** Task directions **
Scan the records below. List lines holding "icon".

══ Dataset excerpts

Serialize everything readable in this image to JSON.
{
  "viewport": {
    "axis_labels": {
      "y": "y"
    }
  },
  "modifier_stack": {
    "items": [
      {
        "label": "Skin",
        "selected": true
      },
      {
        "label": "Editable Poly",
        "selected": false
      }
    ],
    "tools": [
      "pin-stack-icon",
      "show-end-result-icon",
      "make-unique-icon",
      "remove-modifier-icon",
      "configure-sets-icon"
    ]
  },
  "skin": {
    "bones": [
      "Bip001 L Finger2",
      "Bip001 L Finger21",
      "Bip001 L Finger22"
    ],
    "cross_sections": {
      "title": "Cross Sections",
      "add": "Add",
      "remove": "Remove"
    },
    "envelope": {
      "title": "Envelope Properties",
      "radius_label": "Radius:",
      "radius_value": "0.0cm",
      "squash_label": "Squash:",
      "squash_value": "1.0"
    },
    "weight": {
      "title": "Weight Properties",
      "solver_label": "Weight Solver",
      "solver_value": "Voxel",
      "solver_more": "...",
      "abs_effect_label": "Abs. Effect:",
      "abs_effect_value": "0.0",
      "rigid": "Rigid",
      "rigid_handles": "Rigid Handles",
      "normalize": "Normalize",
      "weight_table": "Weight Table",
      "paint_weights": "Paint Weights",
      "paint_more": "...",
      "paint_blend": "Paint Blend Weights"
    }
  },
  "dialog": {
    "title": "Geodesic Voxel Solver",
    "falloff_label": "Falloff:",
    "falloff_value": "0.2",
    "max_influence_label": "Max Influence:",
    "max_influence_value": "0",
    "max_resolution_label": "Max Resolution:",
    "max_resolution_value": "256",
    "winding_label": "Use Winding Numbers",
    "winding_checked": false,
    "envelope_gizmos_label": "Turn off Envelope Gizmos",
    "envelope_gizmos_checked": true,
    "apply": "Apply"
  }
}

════

** Answer for this exercise **
      "pin-stack-icon",
      "show-end-result-icon",
      "make-unique-icon",
      "remove-modifier-icon",
      "configure-sets-icon"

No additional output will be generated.